- [Collection entries]
= = =
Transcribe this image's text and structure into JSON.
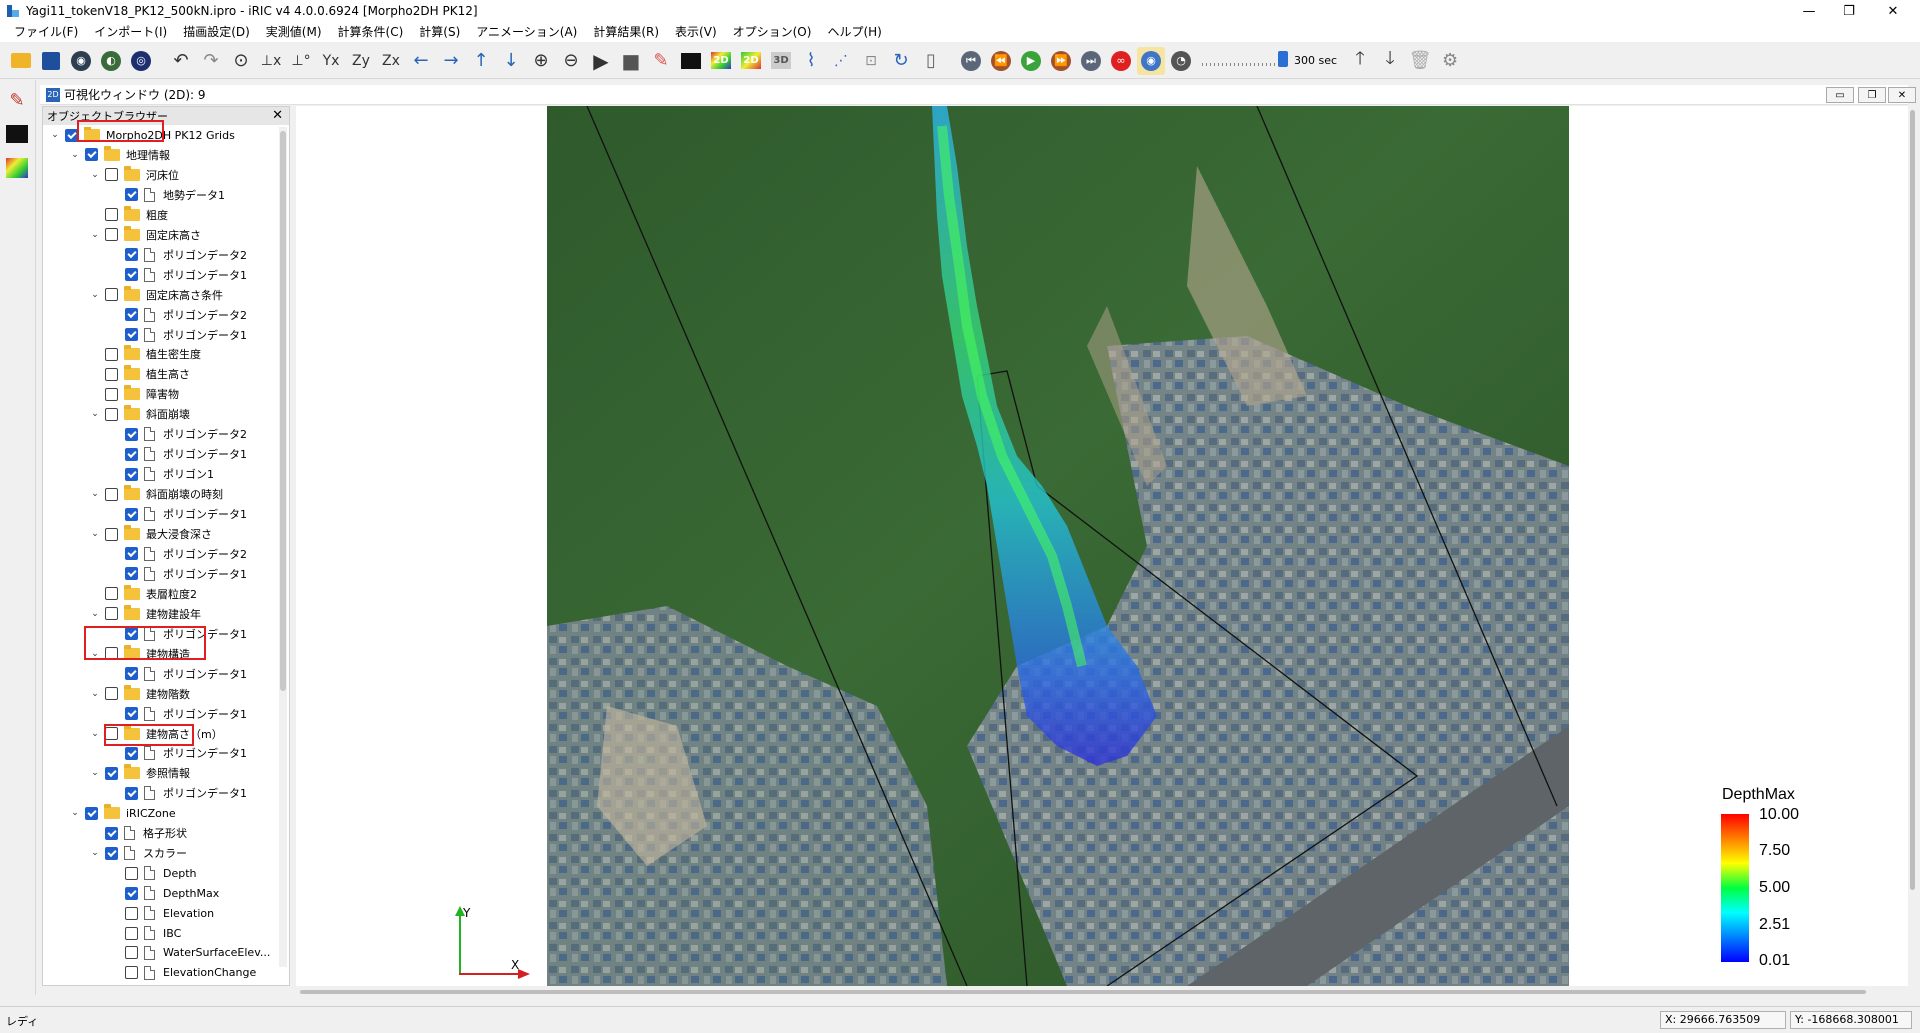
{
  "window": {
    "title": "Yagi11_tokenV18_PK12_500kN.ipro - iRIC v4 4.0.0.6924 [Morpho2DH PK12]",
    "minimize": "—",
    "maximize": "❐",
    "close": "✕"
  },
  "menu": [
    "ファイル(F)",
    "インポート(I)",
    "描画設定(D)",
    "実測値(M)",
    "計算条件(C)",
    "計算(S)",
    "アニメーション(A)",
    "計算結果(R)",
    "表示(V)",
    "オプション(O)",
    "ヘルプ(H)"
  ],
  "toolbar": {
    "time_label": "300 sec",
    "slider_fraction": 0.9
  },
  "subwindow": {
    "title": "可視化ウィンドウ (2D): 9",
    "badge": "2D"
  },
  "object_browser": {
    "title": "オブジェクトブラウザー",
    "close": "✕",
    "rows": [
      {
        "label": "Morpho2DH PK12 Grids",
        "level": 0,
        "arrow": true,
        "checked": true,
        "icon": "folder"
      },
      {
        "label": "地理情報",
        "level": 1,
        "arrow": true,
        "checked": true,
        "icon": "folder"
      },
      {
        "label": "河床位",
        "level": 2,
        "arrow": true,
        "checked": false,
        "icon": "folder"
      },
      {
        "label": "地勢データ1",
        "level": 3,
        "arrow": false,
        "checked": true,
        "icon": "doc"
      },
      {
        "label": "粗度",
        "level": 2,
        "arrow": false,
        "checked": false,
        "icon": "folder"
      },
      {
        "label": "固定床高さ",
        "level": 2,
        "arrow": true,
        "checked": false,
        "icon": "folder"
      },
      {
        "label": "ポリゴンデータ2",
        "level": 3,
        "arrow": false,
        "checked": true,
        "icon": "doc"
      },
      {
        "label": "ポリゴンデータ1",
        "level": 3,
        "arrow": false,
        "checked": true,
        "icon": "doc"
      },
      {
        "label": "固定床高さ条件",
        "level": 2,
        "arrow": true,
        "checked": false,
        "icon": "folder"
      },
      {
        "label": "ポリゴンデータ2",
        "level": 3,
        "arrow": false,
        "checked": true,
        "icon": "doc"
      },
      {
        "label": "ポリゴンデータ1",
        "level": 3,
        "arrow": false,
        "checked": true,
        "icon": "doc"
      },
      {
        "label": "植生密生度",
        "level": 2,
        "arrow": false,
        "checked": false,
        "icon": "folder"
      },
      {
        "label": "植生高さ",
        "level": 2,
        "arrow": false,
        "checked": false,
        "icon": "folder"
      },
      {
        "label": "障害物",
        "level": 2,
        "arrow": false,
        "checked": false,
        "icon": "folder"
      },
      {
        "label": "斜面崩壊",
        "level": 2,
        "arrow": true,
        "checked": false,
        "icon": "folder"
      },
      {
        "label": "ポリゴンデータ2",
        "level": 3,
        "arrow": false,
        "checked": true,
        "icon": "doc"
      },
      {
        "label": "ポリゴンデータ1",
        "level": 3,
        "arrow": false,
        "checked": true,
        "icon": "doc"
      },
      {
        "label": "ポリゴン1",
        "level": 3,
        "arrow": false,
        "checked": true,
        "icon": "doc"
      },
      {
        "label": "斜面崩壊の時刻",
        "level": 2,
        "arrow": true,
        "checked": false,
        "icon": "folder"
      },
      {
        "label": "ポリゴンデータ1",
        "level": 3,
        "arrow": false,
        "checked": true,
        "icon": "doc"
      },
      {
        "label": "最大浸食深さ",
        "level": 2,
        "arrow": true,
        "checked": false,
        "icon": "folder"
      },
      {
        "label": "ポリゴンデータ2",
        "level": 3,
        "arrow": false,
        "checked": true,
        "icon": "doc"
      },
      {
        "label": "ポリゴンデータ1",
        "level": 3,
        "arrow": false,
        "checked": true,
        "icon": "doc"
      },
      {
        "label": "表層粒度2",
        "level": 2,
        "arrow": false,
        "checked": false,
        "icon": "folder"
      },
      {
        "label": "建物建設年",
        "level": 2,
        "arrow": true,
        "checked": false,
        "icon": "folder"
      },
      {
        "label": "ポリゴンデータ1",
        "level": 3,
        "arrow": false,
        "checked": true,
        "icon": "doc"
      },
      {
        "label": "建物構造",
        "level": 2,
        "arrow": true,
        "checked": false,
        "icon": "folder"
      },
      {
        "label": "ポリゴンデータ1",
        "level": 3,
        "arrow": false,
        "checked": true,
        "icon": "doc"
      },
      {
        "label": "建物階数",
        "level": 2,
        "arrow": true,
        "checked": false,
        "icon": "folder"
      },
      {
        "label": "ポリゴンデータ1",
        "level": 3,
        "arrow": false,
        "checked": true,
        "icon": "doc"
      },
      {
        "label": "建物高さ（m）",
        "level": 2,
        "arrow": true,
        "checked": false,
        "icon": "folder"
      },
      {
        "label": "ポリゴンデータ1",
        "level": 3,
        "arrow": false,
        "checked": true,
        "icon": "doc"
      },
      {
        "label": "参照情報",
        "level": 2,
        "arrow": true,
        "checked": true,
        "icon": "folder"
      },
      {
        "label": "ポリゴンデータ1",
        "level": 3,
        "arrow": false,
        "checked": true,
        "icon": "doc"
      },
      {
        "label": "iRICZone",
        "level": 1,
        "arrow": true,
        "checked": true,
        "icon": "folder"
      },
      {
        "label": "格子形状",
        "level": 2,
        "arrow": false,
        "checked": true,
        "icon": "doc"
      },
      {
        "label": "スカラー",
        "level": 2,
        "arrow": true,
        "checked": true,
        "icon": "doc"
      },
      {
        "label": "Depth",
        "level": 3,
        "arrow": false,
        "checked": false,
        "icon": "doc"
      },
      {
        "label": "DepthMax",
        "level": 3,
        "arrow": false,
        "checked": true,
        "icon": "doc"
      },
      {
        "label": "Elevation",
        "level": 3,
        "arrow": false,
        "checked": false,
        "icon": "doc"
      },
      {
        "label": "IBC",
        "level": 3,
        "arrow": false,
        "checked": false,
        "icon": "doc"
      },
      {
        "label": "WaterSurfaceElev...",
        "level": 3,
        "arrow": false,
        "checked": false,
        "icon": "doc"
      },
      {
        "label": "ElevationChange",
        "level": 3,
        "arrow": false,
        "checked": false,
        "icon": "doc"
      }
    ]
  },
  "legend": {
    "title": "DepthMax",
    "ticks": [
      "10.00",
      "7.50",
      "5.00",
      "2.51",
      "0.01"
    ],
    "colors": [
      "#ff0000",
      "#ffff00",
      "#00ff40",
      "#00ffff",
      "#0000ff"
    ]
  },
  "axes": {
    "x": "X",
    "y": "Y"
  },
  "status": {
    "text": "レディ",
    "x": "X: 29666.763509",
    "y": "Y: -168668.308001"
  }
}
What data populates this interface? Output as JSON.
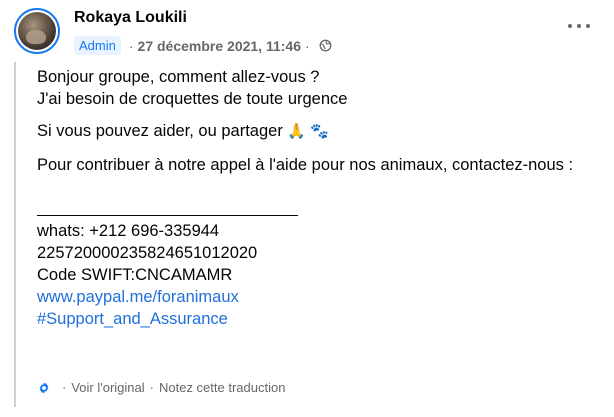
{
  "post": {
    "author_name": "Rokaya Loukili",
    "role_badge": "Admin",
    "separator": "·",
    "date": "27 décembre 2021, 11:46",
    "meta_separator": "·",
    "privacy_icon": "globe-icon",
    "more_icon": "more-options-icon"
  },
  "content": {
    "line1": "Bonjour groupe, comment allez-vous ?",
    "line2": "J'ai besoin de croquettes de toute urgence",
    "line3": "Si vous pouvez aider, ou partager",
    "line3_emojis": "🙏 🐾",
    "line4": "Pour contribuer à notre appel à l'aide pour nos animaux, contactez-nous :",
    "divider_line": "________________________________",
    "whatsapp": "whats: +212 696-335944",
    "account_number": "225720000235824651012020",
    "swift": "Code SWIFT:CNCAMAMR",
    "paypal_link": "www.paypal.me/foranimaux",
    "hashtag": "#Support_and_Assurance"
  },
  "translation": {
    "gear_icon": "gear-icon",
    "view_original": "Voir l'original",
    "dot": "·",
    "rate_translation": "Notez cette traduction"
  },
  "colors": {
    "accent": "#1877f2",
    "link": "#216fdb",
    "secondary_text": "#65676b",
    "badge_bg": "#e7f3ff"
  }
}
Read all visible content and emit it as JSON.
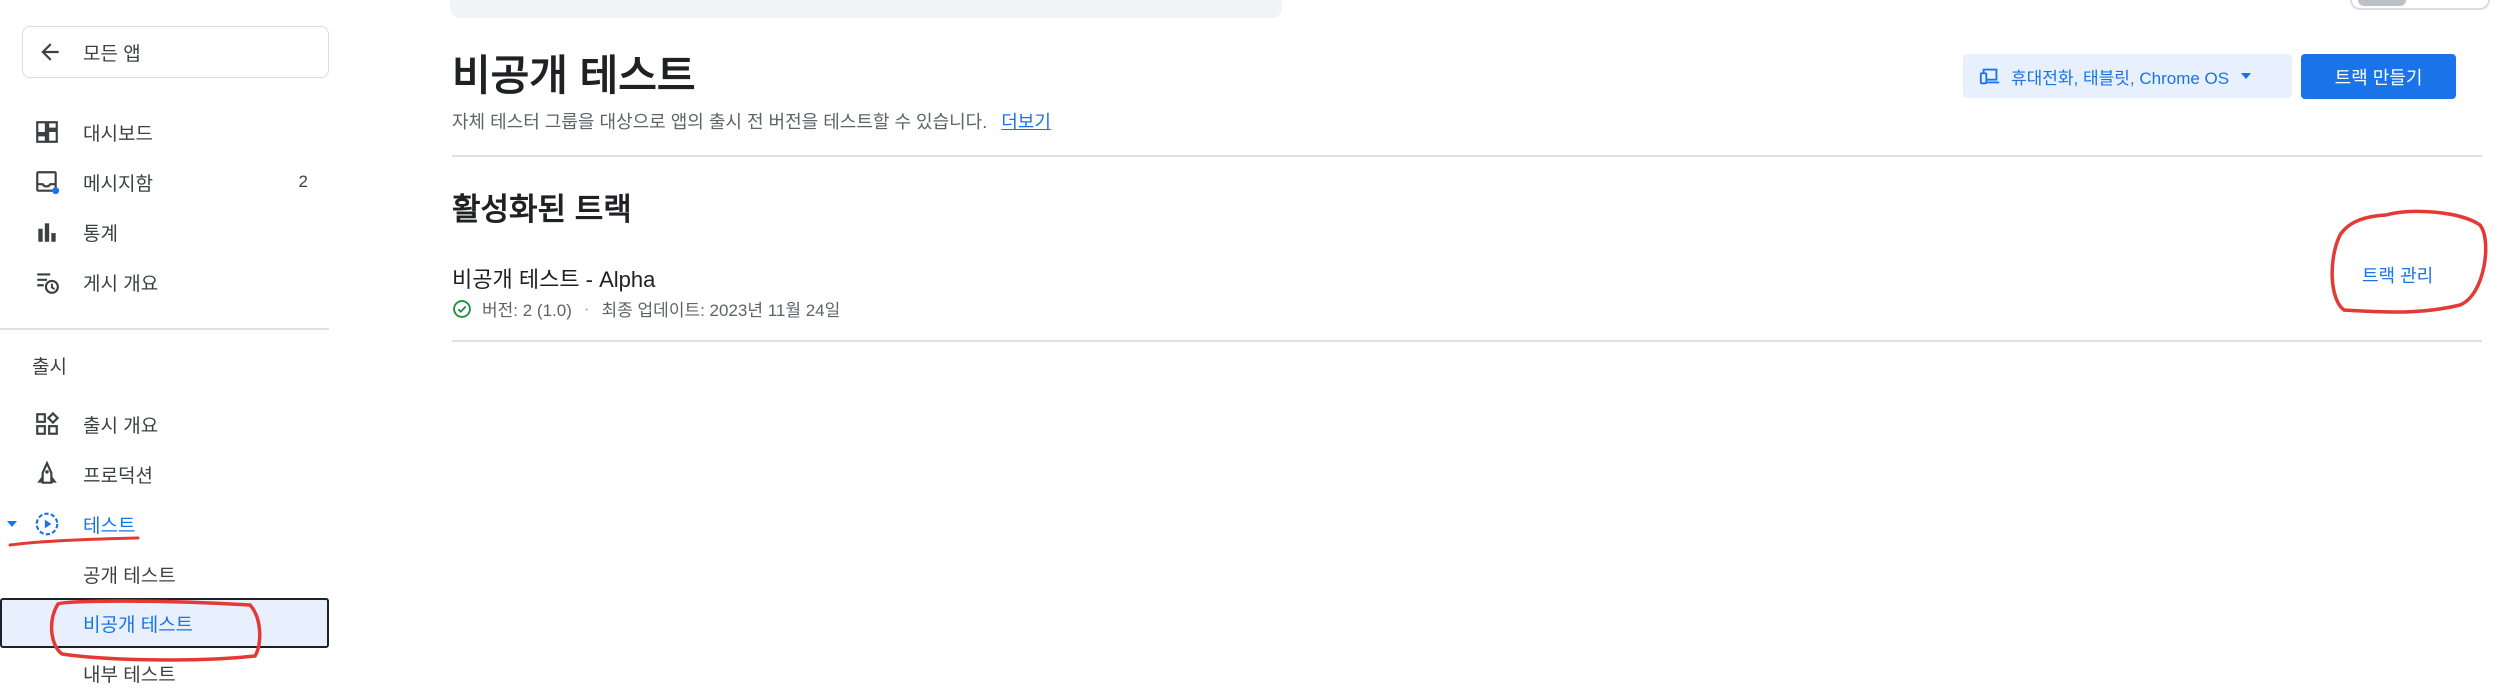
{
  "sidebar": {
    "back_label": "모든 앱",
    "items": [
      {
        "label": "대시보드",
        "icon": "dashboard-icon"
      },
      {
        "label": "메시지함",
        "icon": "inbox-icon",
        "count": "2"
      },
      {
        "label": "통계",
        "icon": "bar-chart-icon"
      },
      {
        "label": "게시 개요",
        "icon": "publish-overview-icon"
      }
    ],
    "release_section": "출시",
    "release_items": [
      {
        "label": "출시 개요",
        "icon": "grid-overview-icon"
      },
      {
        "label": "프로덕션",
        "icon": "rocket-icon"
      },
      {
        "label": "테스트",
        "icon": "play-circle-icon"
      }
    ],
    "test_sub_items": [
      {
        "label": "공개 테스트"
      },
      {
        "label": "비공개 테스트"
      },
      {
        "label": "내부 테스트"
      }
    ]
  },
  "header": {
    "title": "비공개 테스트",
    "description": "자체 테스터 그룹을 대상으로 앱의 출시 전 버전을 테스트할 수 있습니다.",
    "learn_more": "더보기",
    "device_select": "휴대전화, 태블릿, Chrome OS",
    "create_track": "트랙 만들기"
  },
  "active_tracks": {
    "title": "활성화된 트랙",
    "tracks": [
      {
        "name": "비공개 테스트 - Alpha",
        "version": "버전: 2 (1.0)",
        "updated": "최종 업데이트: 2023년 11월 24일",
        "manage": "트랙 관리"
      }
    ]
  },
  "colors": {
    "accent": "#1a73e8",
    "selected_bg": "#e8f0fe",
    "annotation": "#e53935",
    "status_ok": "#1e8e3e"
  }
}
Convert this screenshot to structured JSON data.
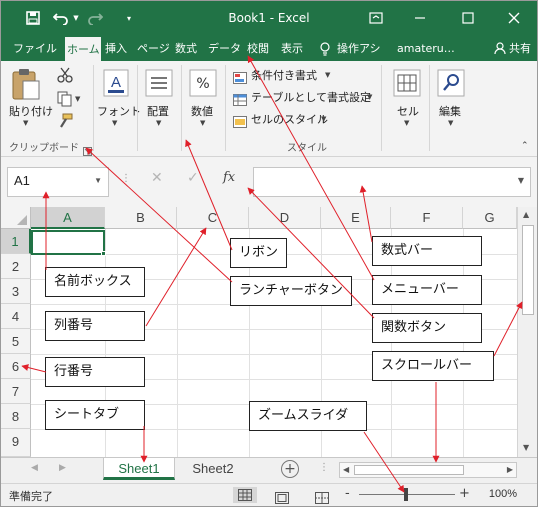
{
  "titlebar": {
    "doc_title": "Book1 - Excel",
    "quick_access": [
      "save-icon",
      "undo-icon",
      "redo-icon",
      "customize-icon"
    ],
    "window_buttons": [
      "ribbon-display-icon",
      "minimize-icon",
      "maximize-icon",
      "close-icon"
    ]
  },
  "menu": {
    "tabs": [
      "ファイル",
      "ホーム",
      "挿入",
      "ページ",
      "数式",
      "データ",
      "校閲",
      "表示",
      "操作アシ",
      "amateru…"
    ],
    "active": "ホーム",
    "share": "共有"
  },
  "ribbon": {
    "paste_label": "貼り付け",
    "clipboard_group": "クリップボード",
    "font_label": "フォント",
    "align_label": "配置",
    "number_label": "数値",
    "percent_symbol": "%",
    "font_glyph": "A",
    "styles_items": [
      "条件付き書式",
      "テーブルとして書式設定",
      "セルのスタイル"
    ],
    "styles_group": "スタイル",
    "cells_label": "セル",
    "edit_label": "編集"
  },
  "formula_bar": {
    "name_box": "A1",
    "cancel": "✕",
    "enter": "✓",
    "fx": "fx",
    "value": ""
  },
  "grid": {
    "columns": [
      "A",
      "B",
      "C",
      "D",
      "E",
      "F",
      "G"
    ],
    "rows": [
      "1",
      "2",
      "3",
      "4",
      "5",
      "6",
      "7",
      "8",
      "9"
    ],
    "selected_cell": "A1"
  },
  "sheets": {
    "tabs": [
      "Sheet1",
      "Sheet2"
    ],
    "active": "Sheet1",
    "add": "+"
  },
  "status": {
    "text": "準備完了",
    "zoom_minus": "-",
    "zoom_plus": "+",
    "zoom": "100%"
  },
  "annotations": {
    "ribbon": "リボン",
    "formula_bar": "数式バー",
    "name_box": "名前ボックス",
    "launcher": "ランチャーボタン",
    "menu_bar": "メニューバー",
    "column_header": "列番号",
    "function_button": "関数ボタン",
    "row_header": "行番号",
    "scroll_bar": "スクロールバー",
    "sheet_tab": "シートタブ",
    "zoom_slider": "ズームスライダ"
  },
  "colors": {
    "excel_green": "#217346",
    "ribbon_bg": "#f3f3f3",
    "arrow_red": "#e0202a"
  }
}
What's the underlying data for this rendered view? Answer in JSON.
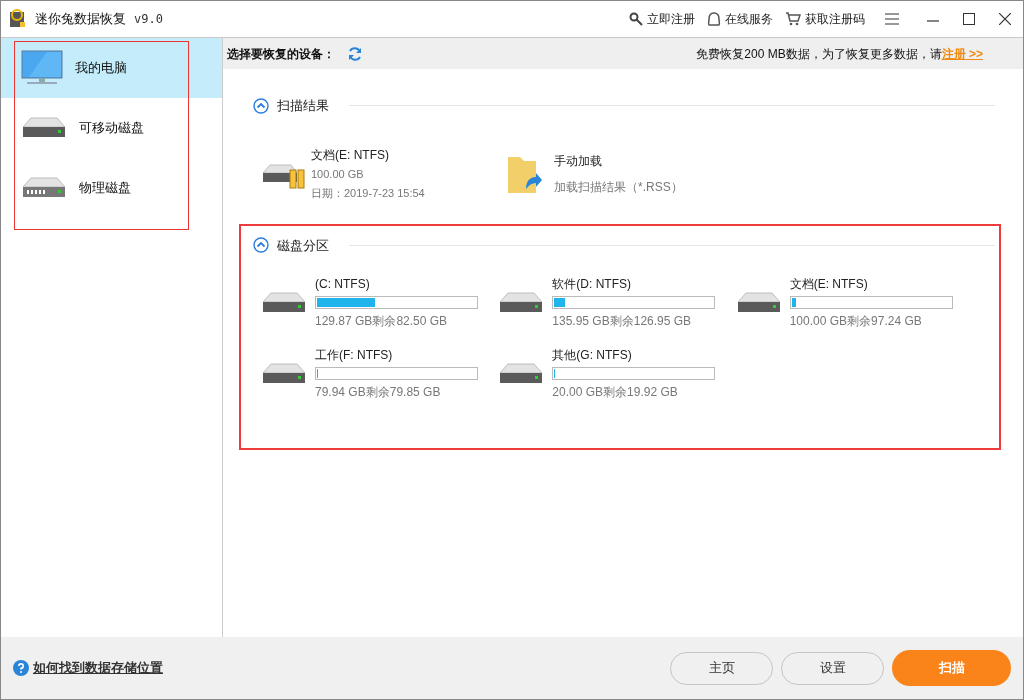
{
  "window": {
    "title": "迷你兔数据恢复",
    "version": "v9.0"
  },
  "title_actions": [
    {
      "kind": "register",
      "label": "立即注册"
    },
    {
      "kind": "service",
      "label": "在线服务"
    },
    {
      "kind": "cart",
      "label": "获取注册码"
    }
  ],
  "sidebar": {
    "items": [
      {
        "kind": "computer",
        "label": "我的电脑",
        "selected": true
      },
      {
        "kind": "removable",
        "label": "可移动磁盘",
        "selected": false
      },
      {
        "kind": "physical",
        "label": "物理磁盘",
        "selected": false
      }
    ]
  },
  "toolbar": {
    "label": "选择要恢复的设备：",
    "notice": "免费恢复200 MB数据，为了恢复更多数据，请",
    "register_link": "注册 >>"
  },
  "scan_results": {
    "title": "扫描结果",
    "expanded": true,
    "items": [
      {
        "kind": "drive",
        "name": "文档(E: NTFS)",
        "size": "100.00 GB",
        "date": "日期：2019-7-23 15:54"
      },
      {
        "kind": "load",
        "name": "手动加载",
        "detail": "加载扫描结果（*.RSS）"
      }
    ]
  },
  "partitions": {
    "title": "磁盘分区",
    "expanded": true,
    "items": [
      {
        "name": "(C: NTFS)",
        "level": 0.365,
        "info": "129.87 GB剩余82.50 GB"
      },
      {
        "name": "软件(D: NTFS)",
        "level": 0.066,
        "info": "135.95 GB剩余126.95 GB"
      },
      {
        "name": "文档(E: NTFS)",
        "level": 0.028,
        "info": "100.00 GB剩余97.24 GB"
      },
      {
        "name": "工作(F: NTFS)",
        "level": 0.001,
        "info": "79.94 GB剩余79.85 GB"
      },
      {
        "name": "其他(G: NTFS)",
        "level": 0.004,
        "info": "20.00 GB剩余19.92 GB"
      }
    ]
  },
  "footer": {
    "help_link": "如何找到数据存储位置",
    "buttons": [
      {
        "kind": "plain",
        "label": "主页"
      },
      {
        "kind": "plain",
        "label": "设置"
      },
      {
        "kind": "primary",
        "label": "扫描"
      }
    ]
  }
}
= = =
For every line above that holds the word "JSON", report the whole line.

- [Output]
Transcribe this image's text and structure into JSON.
What data populates this interface? Output as JSON.
Read all visible content and emit it as JSON.
Convert this screenshot to structured JSON data.
What's the underlying data for this rendered view? Answer in JSON.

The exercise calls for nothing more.